To evaluate the efficacy of antibiotic-impregnated polymethylmethacrylate (PMMA) beads in eradication of an arterial prosthetic graft methicillin-resistant Staphylococcus aureus (MRSA) biofilm in an experimental animal model.
Forty rats underwent subcutaneous implantation of a MRSA-colonized arterial polytetrafluoroethylene (PTFE) 1 x 1 cm wafer on the back. The effect of regional antibiosis produced by antibiotic PMMA bead placement adjacent to the infected PTFE wafer was determined using four 10-animal study groups: control (no antibiotic), PMMA bead with no antibiotic, PMMA bead with 10% vancomycin, and PMMA bead with 10% daptomycin. After 3 d, the PTFE wafers were explanted and quantitative biofilm cultures, expressed as colony-forming units (CFU) per graft wafer, performed using real-time polymerase chain reaction to assess MRSA eradication. No systemic antibiotic was administered. Bioassays of antibiotic bead bacteriocidal were performed by measuring zone of inhibition diameters on MRSA colonized agar culture plates prior to and following graft explantation.
All animal tolerated implantation of the MRSA-infected PTFE wafer and survived the 3 d until graft explantation. Quantitative biofilm cultures demonstrated a significant decrease (P < 0.01) in MRSA CFUs present on the PTFE wafer surfaces in the presence of both the vancomycin- and daptomycin-impregnated beads compared to controls and plain PMMA beads. Both vancomycin and daptomycin PMMA beads retained antibacterial activity after 3 d of implantation with decrease in zones of inhibition of 15% and 45%, respectively.
Regional antibiotic delivery using an antibiotic-impregnated PMMA bead reduced the bacterial biofilm concentration in experimental subcutaneous pocket model of vascular surgical site infection.
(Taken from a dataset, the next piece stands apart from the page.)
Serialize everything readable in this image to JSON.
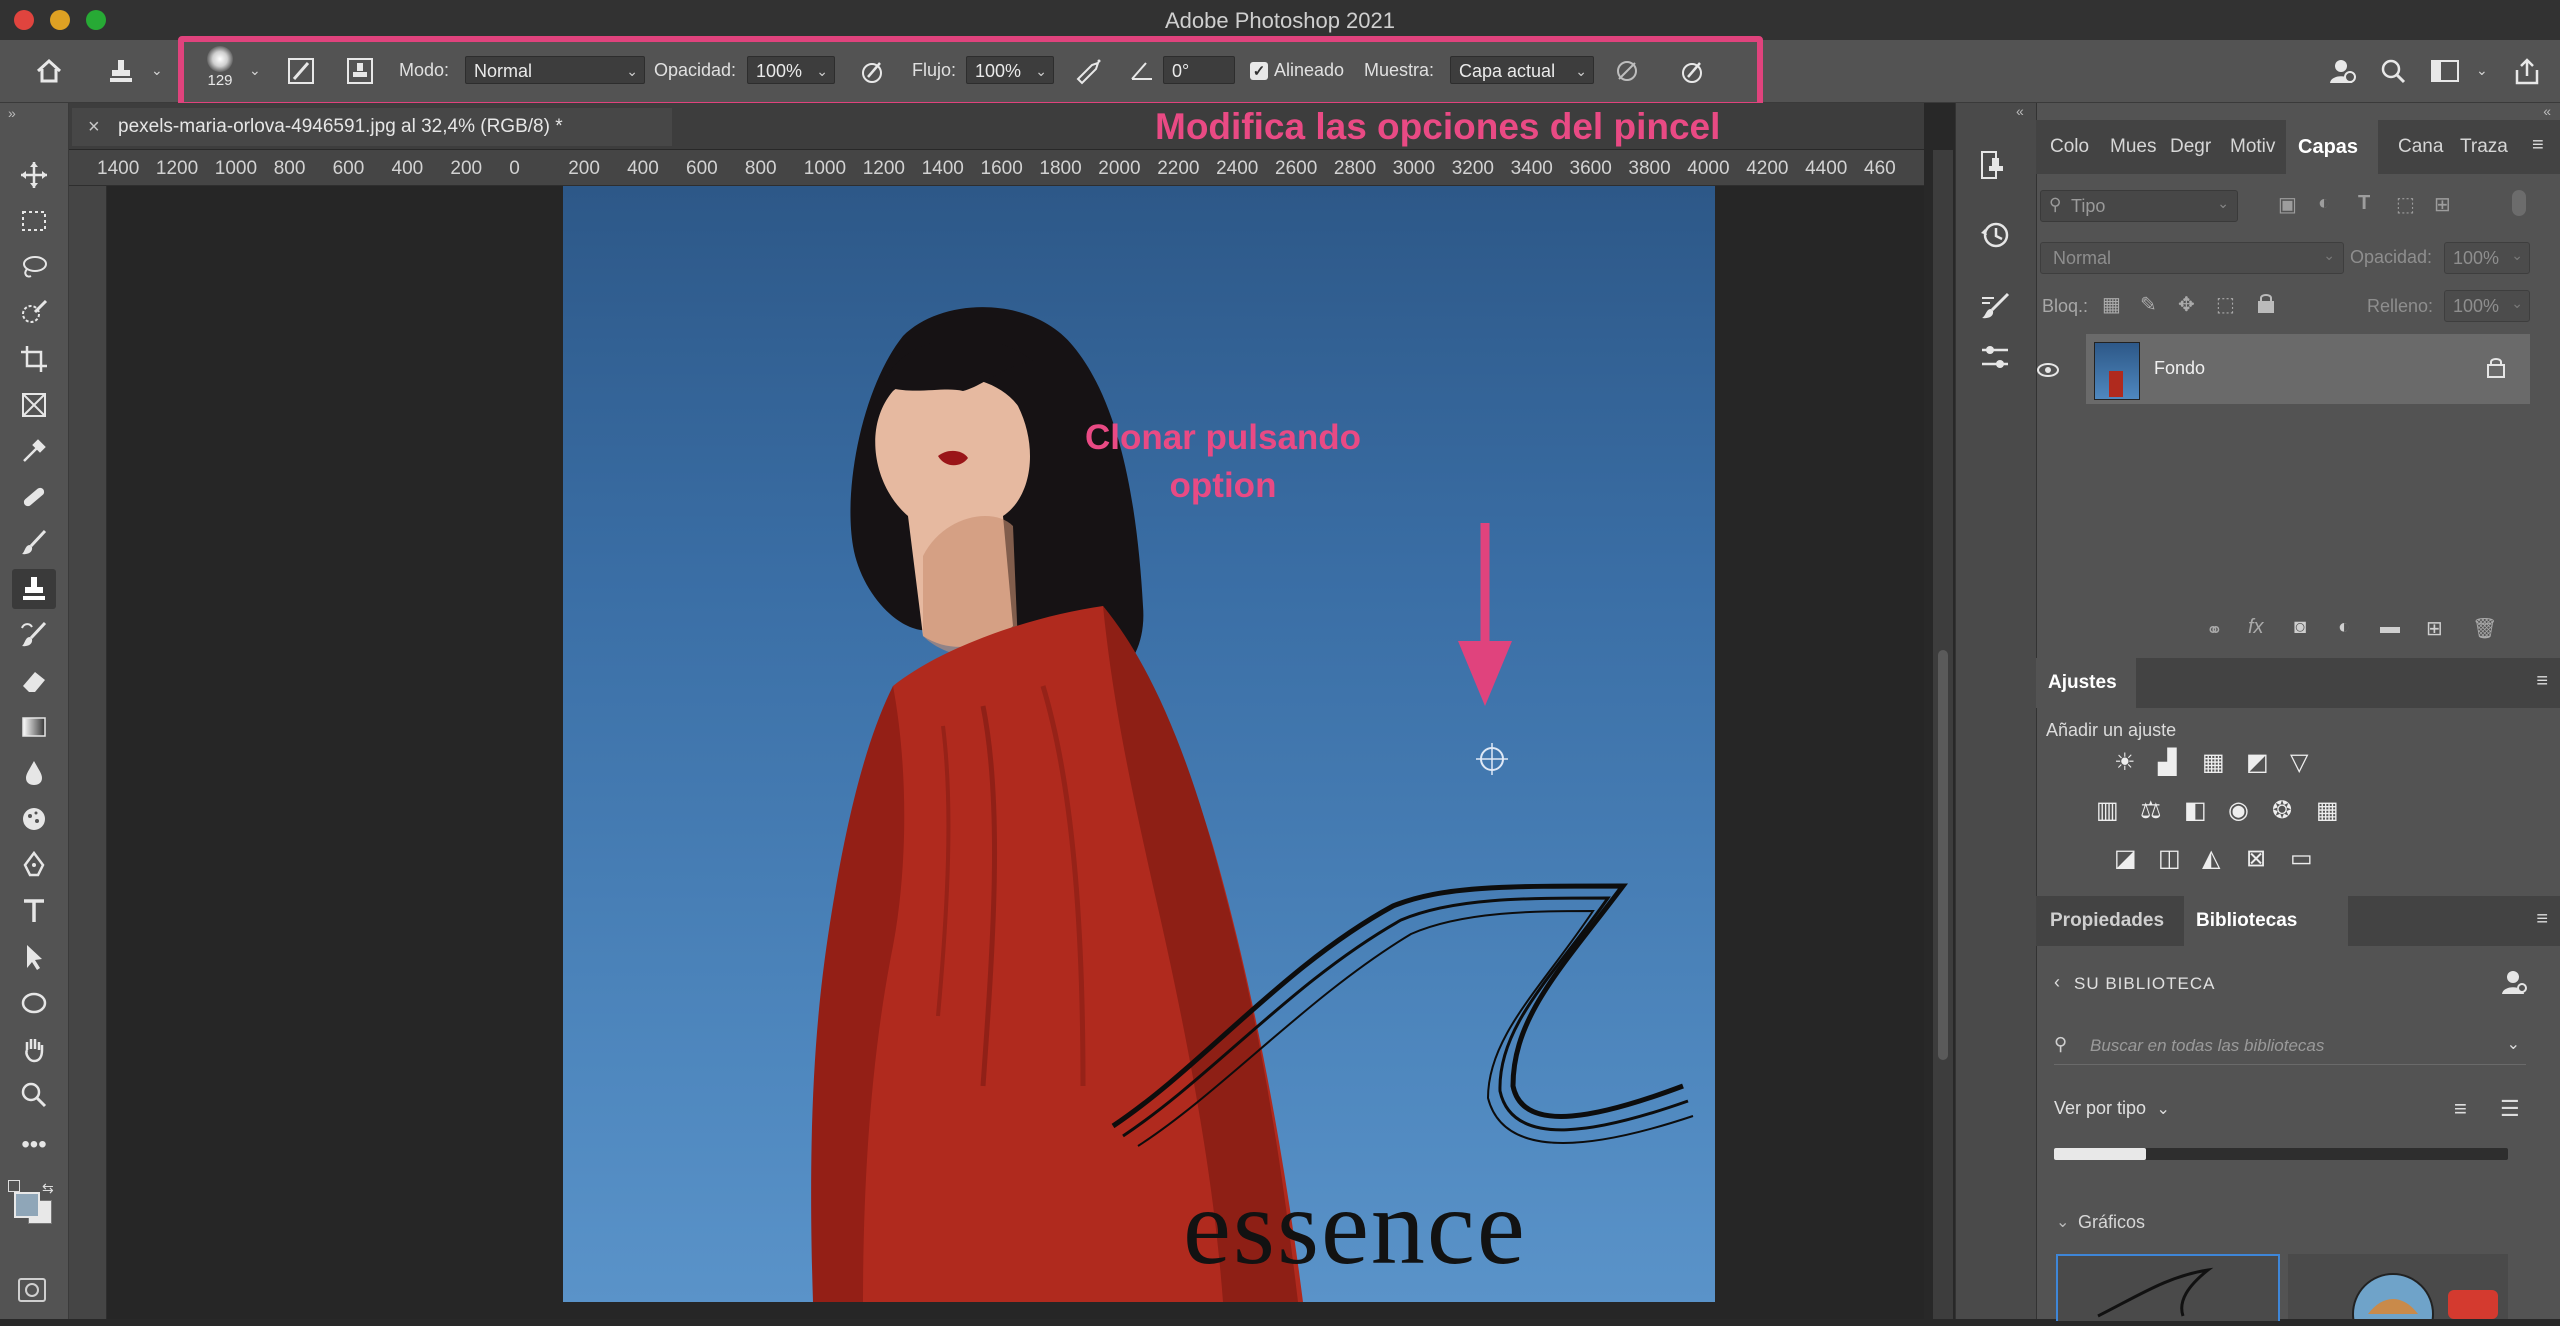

The delivery of antibiotics via a PMMA bead may be a useful adjunct in the treatment of vascular surgical site infection.